▸ WHAT IS EXPECTED
Write the records below out again word for word, with the pictures removed.
-------- RECORDS TO PROCESS --------
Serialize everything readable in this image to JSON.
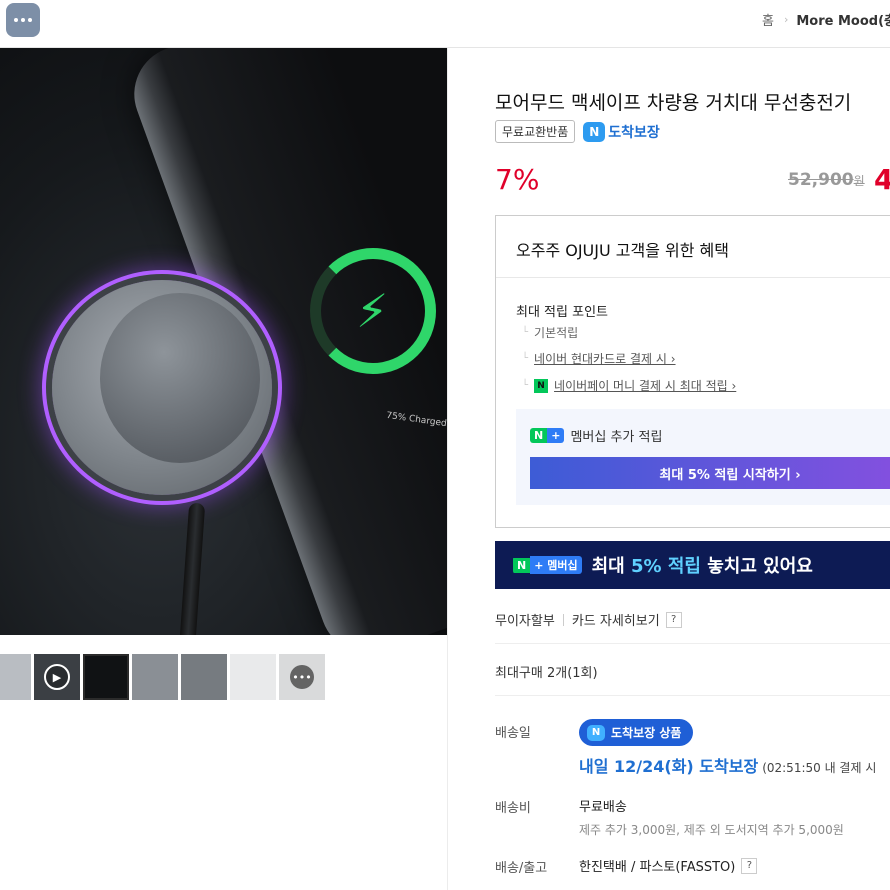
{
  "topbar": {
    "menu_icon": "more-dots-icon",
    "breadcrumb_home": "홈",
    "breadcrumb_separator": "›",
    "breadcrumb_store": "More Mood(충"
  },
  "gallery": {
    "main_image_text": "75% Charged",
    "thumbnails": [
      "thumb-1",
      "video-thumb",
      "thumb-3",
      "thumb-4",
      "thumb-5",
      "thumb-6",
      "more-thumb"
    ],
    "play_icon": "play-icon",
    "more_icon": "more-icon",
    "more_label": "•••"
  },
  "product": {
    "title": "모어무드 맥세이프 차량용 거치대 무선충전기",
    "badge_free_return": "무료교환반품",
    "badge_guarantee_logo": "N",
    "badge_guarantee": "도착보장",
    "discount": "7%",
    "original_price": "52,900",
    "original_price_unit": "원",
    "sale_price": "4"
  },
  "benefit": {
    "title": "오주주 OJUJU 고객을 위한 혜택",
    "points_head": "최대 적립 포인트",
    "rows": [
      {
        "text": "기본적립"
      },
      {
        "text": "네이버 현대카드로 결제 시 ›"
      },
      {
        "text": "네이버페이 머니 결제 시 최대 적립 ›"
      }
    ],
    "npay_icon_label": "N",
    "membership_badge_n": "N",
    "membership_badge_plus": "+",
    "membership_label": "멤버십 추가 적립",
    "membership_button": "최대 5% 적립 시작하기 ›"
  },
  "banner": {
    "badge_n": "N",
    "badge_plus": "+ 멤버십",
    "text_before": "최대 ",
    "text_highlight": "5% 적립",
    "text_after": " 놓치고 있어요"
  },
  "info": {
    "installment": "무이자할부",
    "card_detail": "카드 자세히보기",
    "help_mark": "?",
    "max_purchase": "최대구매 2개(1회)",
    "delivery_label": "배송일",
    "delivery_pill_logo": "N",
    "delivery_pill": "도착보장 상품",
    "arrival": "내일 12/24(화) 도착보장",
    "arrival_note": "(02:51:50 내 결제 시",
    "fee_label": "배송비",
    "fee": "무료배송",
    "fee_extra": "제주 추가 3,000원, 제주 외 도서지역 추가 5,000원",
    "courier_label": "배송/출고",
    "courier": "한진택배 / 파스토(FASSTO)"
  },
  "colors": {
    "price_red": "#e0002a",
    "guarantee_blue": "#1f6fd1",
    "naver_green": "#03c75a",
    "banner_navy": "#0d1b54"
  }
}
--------
▸ ANSWER BELOW
Serialize everything readable in this image to JSON.
{
  "topbar": {
    "menu_icon": "more-dots-icon",
    "breadcrumb_home": "홈",
    "breadcrumb_separator": "›",
    "breadcrumb_store": "More Mood(충"
  },
  "gallery": {
    "main_image_text": "75% Charged",
    "thumbnails": [
      "thumb-1",
      "video-thumb",
      "thumb-3",
      "thumb-4",
      "thumb-5",
      "thumb-6",
      "more-thumb"
    ],
    "play_icon": "play-icon",
    "more_icon": "more-icon",
    "more_label": "•••"
  },
  "product": {
    "title": "모어무드 맥세이프 차량용 거치대 무선충전기",
    "badge_free_return": "무료교환반품",
    "badge_guarantee_logo": "N",
    "badge_guarantee": "도착보장",
    "discount": "7%",
    "original_price": "52,900",
    "original_price_unit": "원",
    "sale_price": "4"
  },
  "benefit": {
    "title": "오주주 OJUJU 고객을 위한 혜택",
    "points_head": "최대 적립 포인트",
    "rows": [
      {
        "text": "기본적립"
      },
      {
        "text": "네이버 현대카드로 결제 시 ›"
      },
      {
        "text": "네이버페이 머니 결제 시 최대 적립 ›"
      }
    ],
    "npay_icon_label": "N",
    "membership_badge_n": "N",
    "membership_badge_plus": "+",
    "membership_label": "멤버십 추가 적립",
    "membership_button": "최대 5% 적립 시작하기 ›"
  },
  "banner": {
    "badge_n": "N",
    "badge_plus": "+ 멤버십",
    "text_before": "최대 ",
    "text_highlight": "5% 적립",
    "text_after": " 놓치고 있어요"
  },
  "info": {
    "installment": "무이자할부",
    "card_detail": "카드 자세히보기",
    "help_mark": "?",
    "max_purchase": "최대구매 2개(1회)",
    "delivery_label": "배송일",
    "delivery_pill_logo": "N",
    "delivery_pill": "도착보장 상품",
    "arrival": "내일 12/24(화) 도착보장",
    "arrival_note": "(02:51:50 내 결제 시",
    "fee_label": "배송비",
    "fee": "무료배송",
    "fee_extra": "제주 추가 3,000원, 제주 외 도서지역 추가 5,000원",
    "courier_label": "배송/출고",
    "courier": "한진택배 / 파스토(FASSTO)"
  },
  "colors": {
    "price_red": "#e0002a",
    "guarantee_blue": "#1f6fd1",
    "naver_green": "#03c75a",
    "banner_navy": "#0d1b54"
  }
}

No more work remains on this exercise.